Director – Burt Kennedy, Screenplay – Robert Chamblee & Edward Mann, Based on the Novel by Jim Thompson, Producer – Michael W. Leighton, Photography – William A. Fraker, Music – Tim McIntire & John Rubinstein, Special Effects – Larry Cavanaugh. Production Company – Devi Production Systems
Stacy Keach (Lou Ford), Susan Tyrrell (Joyce Lakeland), Tisha Sterling (Amy Stanton), Don Stroud (Elmer Conway), Keenan Wynn (Chester Conway), John Dehner (Bob Maples), Pepe Serna (Johnny Lopez), John Carradine (Dr Jason Smith)
Lou Ford is the sheriff’s deputy of Central Mining Town, Montana. He is friendly with all the locals and makes a virtue of never carrying a gun. However, Lou also has a dark side to his personality and beats up hooker Joyce Lakeland. Joyce then shows Mayor Chester Conway the bruises, claiming that Conway’s drunken, brawling son Elmer did it and demanding $50,000 for her silence. Conway gives Ford the money to pay her off and run Joyce out of town. Instead, Ford kills both Joyce and Elmer and contrives to have the murder pinned on another man.
The Killer Inside Me is an interesting and relatively obscure psycho thriller. It is based on a classic crime novel of the 1950s, which had been announced several times as a screen adaptation over the years.
The film’s focus is the genial and universally liked character of Stacy Keach’s deputy. His friendly laidback rapport with the locals and commonsense attitude to law enforcement is well established during the film’s early section. The film takes considerable delight in contrasting the wholesome surface goodness of the character with a Mr Hyde that lies beneath who is gradually built, through an interesting series of inner monologues, up into a demonic woman beater and someone who appears to be manipulating the situation for the pure hell of it. Stacy Keach offhandedly describes his motivation: “When things get a little rough I go out and kill a few people – that’s all”. Earlier, in a moment of striking insight, he comments: “I’ve got my feet planted on both sides of the fence. I planned it that way a long time ago. I can’t jump. All I’ve got to do is wait until I split right down the middle.”

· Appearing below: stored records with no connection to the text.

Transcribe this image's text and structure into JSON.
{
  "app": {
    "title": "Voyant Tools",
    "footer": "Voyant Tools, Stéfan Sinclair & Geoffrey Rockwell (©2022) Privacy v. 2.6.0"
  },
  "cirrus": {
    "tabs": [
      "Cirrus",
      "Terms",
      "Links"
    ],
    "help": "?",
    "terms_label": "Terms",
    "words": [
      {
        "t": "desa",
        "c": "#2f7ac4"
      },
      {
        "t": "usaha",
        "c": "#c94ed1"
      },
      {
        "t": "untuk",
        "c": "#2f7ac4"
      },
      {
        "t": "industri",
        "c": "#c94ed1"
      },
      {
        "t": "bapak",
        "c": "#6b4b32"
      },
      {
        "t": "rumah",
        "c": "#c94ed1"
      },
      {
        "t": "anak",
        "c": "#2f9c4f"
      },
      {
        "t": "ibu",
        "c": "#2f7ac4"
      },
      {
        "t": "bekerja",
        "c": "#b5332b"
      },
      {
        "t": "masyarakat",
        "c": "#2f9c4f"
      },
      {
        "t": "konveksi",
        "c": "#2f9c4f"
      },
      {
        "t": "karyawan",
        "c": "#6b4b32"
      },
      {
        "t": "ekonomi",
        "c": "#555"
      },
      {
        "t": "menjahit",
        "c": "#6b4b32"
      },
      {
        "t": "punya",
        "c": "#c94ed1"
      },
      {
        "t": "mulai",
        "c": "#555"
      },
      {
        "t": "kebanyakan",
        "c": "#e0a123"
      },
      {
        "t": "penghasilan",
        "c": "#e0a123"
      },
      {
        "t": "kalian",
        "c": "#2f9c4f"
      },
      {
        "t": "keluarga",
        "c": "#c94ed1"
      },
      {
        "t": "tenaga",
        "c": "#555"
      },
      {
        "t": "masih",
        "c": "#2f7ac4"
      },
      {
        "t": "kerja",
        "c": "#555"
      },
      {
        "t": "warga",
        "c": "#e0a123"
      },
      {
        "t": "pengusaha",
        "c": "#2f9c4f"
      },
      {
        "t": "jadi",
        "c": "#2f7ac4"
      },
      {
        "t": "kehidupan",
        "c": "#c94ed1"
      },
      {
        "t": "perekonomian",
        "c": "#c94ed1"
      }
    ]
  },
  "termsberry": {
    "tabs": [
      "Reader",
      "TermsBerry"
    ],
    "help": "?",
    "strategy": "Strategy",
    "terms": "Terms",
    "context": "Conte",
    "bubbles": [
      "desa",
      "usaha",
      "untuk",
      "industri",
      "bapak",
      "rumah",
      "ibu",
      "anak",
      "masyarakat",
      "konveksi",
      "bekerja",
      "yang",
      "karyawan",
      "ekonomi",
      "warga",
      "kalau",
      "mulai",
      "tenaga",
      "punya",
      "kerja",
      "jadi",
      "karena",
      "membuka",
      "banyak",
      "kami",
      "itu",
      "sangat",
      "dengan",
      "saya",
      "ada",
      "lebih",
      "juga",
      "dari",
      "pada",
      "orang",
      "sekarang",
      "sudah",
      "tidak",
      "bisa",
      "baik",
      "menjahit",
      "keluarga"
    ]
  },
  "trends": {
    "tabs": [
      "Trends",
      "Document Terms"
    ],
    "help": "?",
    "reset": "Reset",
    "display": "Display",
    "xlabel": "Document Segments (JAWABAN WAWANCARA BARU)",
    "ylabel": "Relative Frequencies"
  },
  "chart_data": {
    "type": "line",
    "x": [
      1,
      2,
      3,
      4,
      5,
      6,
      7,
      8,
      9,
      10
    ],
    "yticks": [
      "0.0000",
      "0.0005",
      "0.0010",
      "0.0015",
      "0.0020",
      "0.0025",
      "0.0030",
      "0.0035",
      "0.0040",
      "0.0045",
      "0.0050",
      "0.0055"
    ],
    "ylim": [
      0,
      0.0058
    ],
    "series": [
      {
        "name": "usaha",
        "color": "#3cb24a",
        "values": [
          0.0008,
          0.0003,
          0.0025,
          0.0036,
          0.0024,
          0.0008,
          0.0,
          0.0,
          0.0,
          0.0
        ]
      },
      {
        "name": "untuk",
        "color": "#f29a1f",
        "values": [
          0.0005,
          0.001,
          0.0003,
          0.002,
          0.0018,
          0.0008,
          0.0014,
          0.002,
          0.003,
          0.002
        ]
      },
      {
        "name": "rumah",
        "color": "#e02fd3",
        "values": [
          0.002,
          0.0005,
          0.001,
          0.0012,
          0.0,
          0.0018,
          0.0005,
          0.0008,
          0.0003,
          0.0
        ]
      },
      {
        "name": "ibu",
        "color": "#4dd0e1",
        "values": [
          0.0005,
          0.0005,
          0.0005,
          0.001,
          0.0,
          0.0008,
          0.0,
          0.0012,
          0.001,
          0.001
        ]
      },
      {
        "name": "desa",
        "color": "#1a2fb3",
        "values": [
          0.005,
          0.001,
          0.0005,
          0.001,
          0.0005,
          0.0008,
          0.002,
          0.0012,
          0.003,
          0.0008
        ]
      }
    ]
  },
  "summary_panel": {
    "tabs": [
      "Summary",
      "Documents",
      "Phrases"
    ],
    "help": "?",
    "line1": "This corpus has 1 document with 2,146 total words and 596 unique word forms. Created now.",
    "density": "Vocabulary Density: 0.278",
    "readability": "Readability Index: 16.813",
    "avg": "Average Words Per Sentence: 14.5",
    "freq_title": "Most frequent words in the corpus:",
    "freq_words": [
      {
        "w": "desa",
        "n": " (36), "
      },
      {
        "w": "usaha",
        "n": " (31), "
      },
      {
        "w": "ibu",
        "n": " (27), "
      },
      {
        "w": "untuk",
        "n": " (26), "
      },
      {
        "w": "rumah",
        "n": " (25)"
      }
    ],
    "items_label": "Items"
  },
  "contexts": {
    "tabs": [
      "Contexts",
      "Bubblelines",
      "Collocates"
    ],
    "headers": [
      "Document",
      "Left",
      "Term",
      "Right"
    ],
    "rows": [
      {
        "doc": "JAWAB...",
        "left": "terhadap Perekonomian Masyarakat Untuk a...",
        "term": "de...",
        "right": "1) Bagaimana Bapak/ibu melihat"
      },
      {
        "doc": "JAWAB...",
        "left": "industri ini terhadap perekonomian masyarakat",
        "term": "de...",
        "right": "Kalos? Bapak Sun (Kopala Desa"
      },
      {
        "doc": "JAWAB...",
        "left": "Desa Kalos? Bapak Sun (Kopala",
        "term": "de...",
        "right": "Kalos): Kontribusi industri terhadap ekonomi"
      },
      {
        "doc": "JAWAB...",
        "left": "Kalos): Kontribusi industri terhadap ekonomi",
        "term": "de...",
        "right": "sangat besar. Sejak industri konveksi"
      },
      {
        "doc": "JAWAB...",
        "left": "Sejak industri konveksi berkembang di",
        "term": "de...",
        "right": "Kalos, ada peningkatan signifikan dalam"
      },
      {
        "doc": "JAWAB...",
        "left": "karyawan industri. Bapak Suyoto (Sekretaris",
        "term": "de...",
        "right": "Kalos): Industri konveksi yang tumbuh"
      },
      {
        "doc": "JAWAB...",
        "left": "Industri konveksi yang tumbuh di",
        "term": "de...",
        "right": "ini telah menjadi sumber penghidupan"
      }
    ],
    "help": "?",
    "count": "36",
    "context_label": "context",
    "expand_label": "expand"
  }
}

Stacy Keach plays to the fullness of the character’s ambiguity – it is to his credit that the film leaves one never sure where it is going from one minute to the next. There are also fine performances from Don Stroud, Keenan Wynn and particularly from Susan Tyrrell as the tough-as-nails blackmailing whore who longs to find a Real Man and even appears to welcome Stacy Keach beating her. This is a film that is probably well worth discovery.
The film was remade as The Killer Inside Me (2010) by director Michael Winterbottom, which returns more closely to the source novel and original 1950s time period and features Casey Affleck as the disturbed deputy and Jessica Alba as Joyce.
Director Burt Kennedy used to specialize in Westerns, most notably the likes of Return of the Seven (1966), Support Your Local Sheriff (1969) and Hannie Caulder (1971). His one other venture into genre material was the science-fiction film Suburban Commando (1991).
The film is based on a pulp novel from crime writer Jim Thomspon that was originally published in 1952. Jim Thompson’s works have also formed a number of other films such as The Getaway (1972), After Dark, My Sweet (1990), The Grifters (1990) and The Getaway (1994). Thomspon also wrote the scripts for The Killing (1956) and Paths of Glory (1957) for Stanley Kubrick.